Task prompt: Please return every line from the entries that has the string "your" in it.
►
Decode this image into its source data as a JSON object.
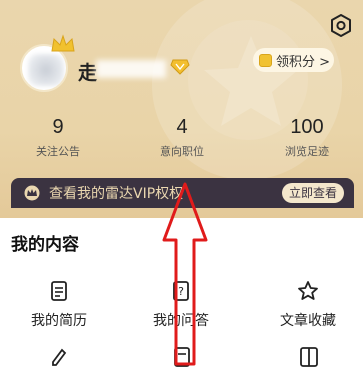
{
  "header": {
    "username_visible": "走",
    "points_label": "领积分 >"
  },
  "stats": [
    {
      "value": "9",
      "label": "关注公告"
    },
    {
      "value": "4",
      "label": "意向职位"
    },
    {
      "value": "100",
      "label": "浏览足迹"
    }
  ],
  "vip_banner": {
    "text": "查看我的雷达VIP权权",
    "button": "立即查看"
  },
  "section": {
    "title": "我的内容",
    "items": [
      {
        "label": "我的简历",
        "icon": "resume-icon"
      },
      {
        "label": "我的问答",
        "icon": "qa-icon"
      },
      {
        "label": "文章收藏",
        "icon": "star-icon"
      }
    ]
  },
  "colors": {
    "header_bg": "#e9d4a8",
    "banner_bg": "#3b3341",
    "accent": "#ead7b0",
    "arrow": "#e01b1b"
  }
}
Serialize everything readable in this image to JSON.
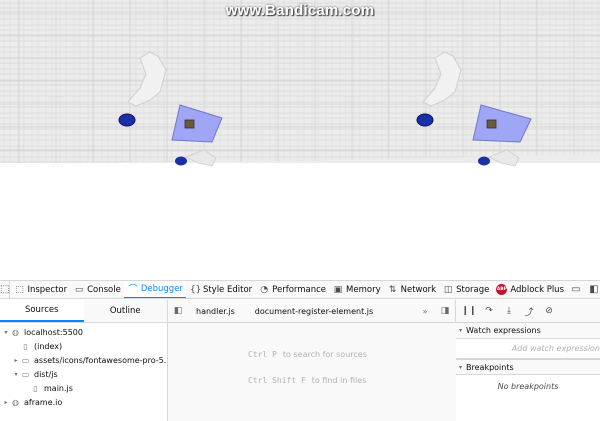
{
  "watermark": "www.Bandicam.com",
  "devtools": {
    "tabs": [
      {
        "icon": "inspector-icon",
        "glyph": "⬚",
        "label": "Inspector",
        "active": false
      },
      {
        "icon": "console-icon",
        "glyph": "▭",
        "label": "Console",
        "active": false
      },
      {
        "icon": "debugger-icon",
        "glyph": "⌒",
        "label": "Debugger",
        "active": true
      },
      {
        "icon": "style-editor-icon",
        "glyph": "{}",
        "label": "Style Editor",
        "active": false
      },
      {
        "icon": "performance-icon",
        "glyph": "◔",
        "label": "Performance",
        "active": false
      },
      {
        "icon": "memory-icon",
        "glyph": "▣",
        "label": "Memory",
        "active": false
      },
      {
        "icon": "network-icon",
        "glyph": "⇅",
        "label": "Network",
        "active": false
      },
      {
        "icon": "storage-icon",
        "glyph": "◫",
        "label": "Storage",
        "active": false
      },
      {
        "icon": "adblock-icon",
        "glyph": "ABP",
        "label": "Adblock Plus",
        "active": false
      }
    ],
    "sources_panel": {
      "tabs": [
        "Sources",
        "Outline"
      ],
      "tree": [
        {
          "label": "localhost:5500",
          "indent": 0,
          "arrow": "▾",
          "icon": "globe"
        },
        {
          "label": "(index)",
          "indent": 1,
          "arrow": "",
          "icon": "file"
        },
        {
          "label": "assets/icons/fontawesome-pro-5.",
          "indent": 1,
          "arrow": "▸",
          "icon": "folder"
        },
        {
          "label": "dist/js",
          "indent": 1,
          "arrow": "▾",
          "icon": "folder"
        },
        {
          "label": "main.js",
          "indent": 2,
          "arrow": "",
          "icon": "file"
        },
        {
          "label": "aframe.io",
          "indent": 0,
          "arrow": "▸",
          "icon": "globe"
        }
      ]
    },
    "editor": {
      "open_files": [
        "handler.js",
        "document-register-element.js"
      ],
      "hint1_keys": "Ctrl P",
      "hint1_text": "to search for sources",
      "hint2_keys": "Ctrl Shift F",
      "hint2_text": "to find in files"
    },
    "side_panel": {
      "watch_label": "Watch expressions",
      "watch_placeholder": "Add watch expression",
      "breakpoints_label": "Breakpoints",
      "no_breakpoints": "No breakpoints"
    }
  }
}
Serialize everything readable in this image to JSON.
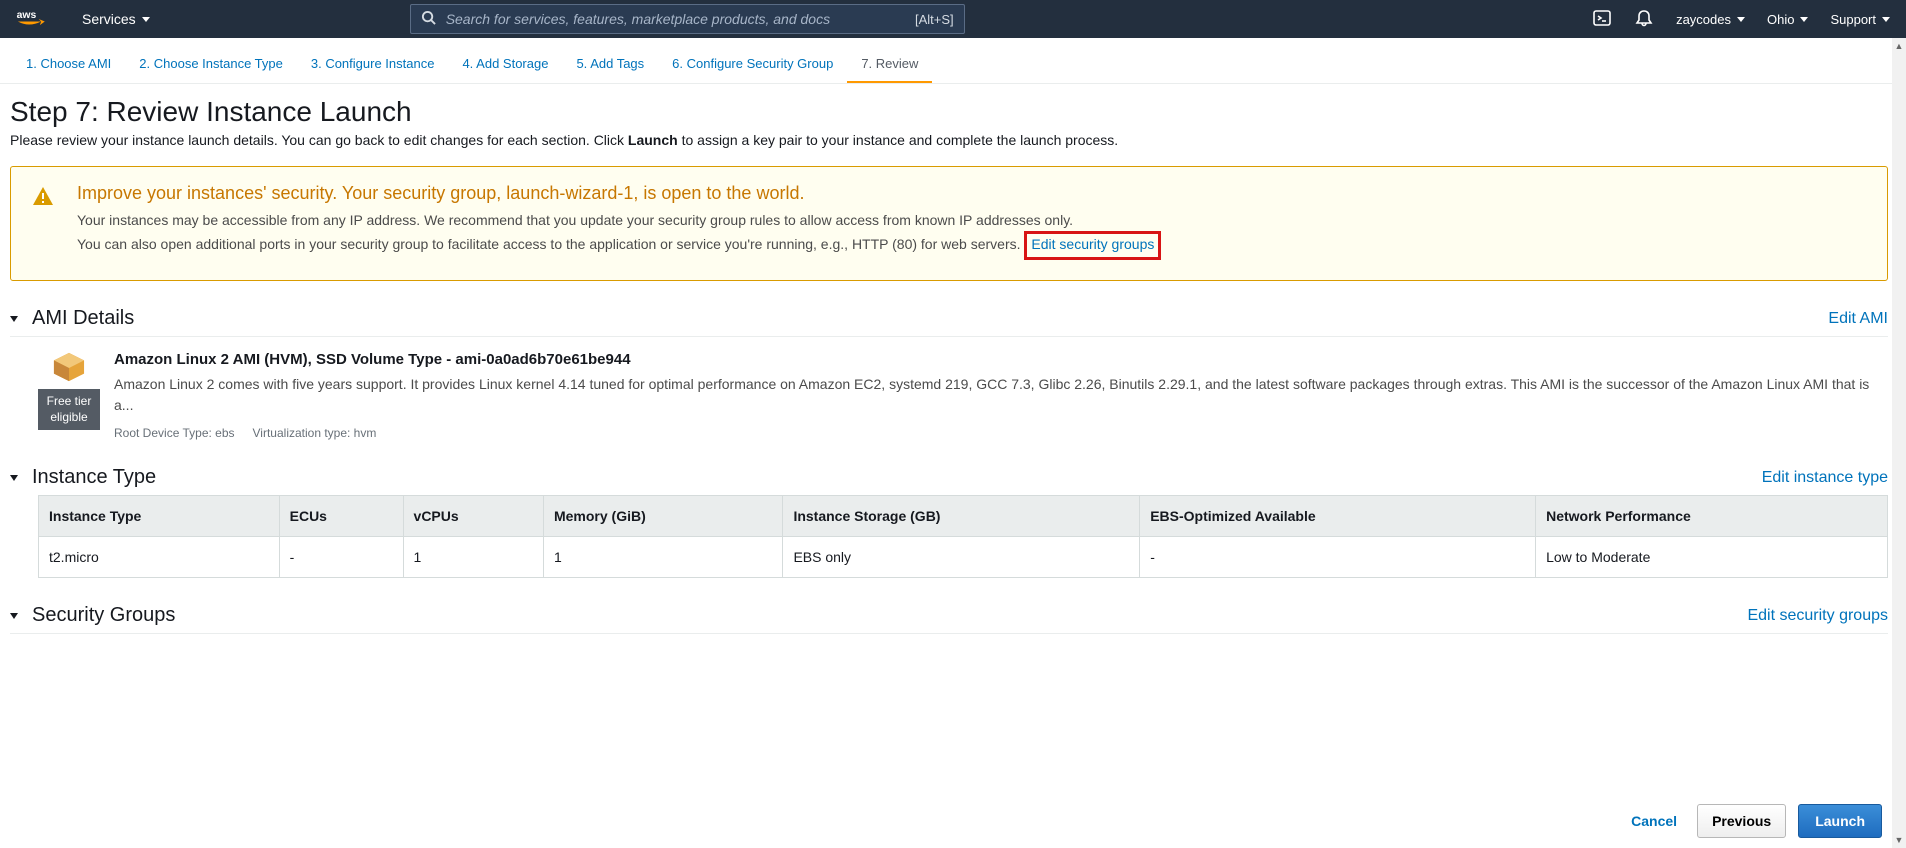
{
  "header": {
    "services_label": "Services",
    "search_placeholder": "Search for services, features, marketplace products, and docs",
    "search_hint": "[Alt+S]",
    "username": "zaycodes",
    "region": "Ohio",
    "support_label": "Support"
  },
  "wizard": {
    "steps": [
      "1. Choose AMI",
      "2. Choose Instance Type",
      "3. Configure Instance",
      "4. Add Storage",
      "5. Add Tags",
      "6. Configure Security Group",
      "7. Review"
    ]
  },
  "page": {
    "title": "Step 7: Review Instance Launch",
    "subtitle_before": "Please review your instance launch details. You can go back to edit changes for each section. Click ",
    "subtitle_bold": "Launch",
    "subtitle_after": " to assign a key pair to your instance and complete the launch process."
  },
  "warning": {
    "title": "Improve your instances' security. Your security group, launch-wizard-1, is open to the world.",
    "line1": "Your instances may be accessible from any IP address. We recommend that you update your security group rules to allow access from known IP addresses only.",
    "line2": "You can also open additional ports in your security group to facilitate access to the application or service you're running, e.g., HTTP (80) for web servers. ",
    "link_text": "Edit security groups"
  },
  "ami": {
    "section_title": "AMI Details",
    "edit_link": "Edit AMI",
    "free_tier_line1": "Free tier",
    "free_tier_line2": "eligible",
    "title": "Amazon Linux 2 AMI (HVM), SSD Volume Type - ami-0a0ad6b70e61be944",
    "description": "Amazon Linux 2 comes with five years support. It provides Linux kernel 4.14 tuned for optimal performance on Amazon EC2, systemd 219, GCC 7.3, Glibc 2.26, Binutils 2.29.1, and the latest software packages through extras. This AMI is the successor of the Amazon Linux AMI that is a...",
    "root_device": "Root Device Type: ebs",
    "virt": "Virtualization type: hvm"
  },
  "instance": {
    "section_title": "Instance Type",
    "edit_link": "Edit instance type",
    "columns": [
      "Instance Type",
      "ECUs",
      "vCPUs",
      "Memory (GiB)",
      "Instance Storage (GB)",
      "EBS-Optimized Available",
      "Network Performance"
    ],
    "row": [
      "t2.micro",
      "-",
      "1",
      "1",
      "EBS only",
      "-",
      "Low to Moderate"
    ]
  },
  "security": {
    "section_title": "Security Groups",
    "edit_link": "Edit security groups"
  },
  "footer": {
    "cancel": "Cancel",
    "previous": "Previous",
    "launch": "Launch"
  }
}
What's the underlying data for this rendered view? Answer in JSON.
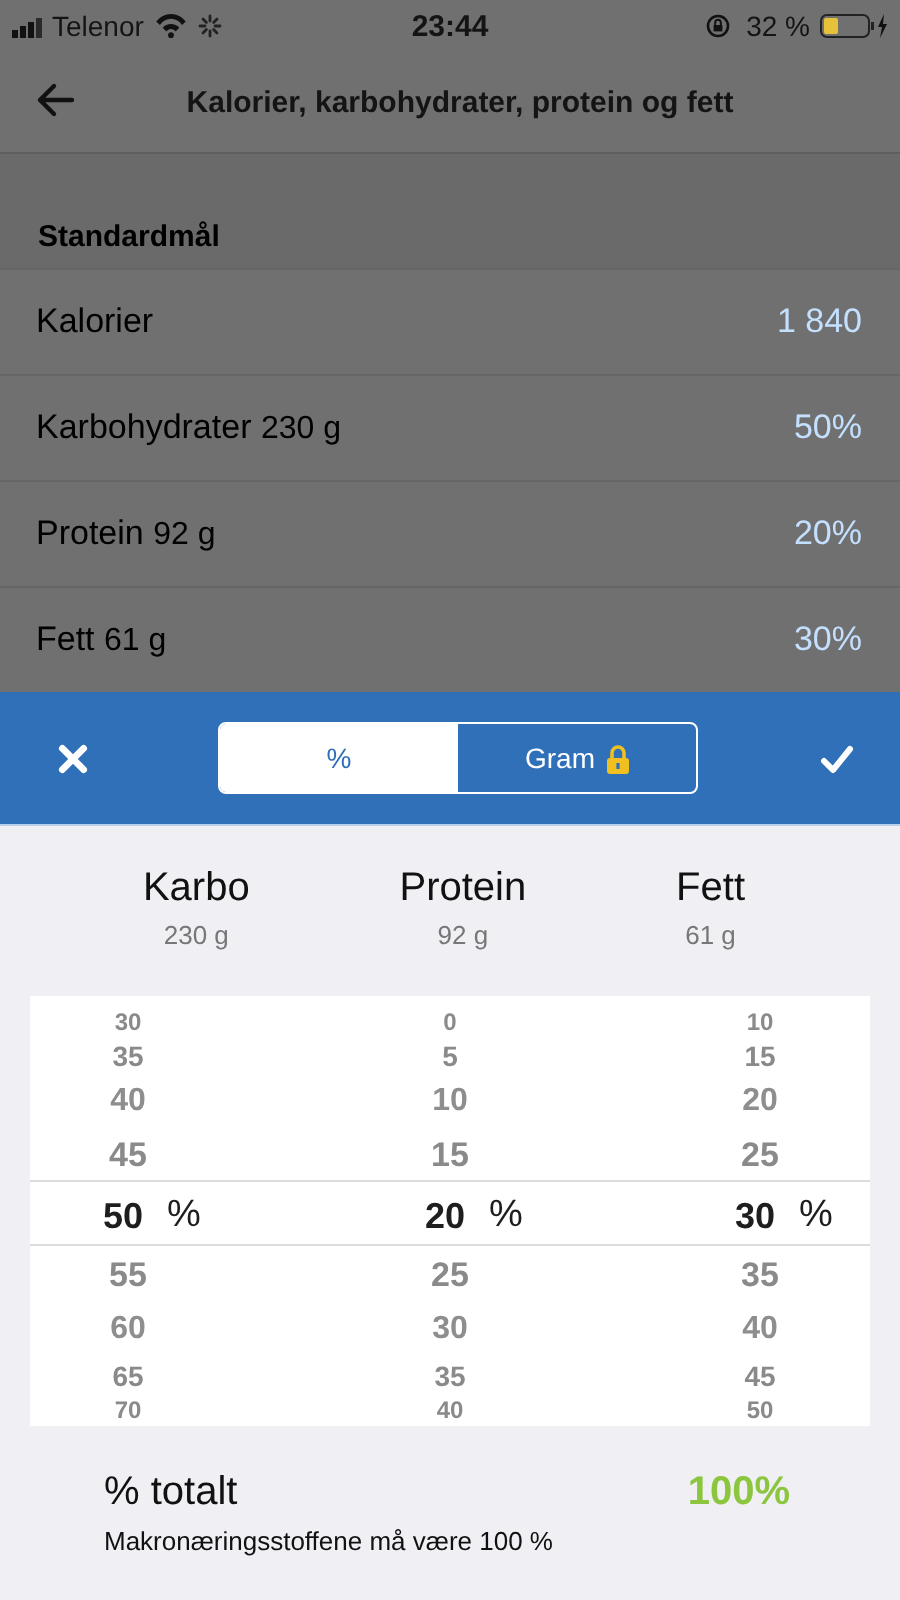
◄
Response for this exercise:
    "subtitle_before": "Please review your instance launch details. You can go back to edit changes for each section. Click ",
    "subtitle_after": " to assign a key pair to your instance and complete the launch process."
    "title": "Improve your instances' security. Your security group, launch-wizard-1, is open to the world.",
    "line1": "Your instances may be accessible from any IP address. We recommend that you update your security group rules to allow access from known IP addresses only.",
    "line2": "You can also open additional ports in your security group to facilitate access to the application or service you're running, e.g., HTTP (80) for web servers. ",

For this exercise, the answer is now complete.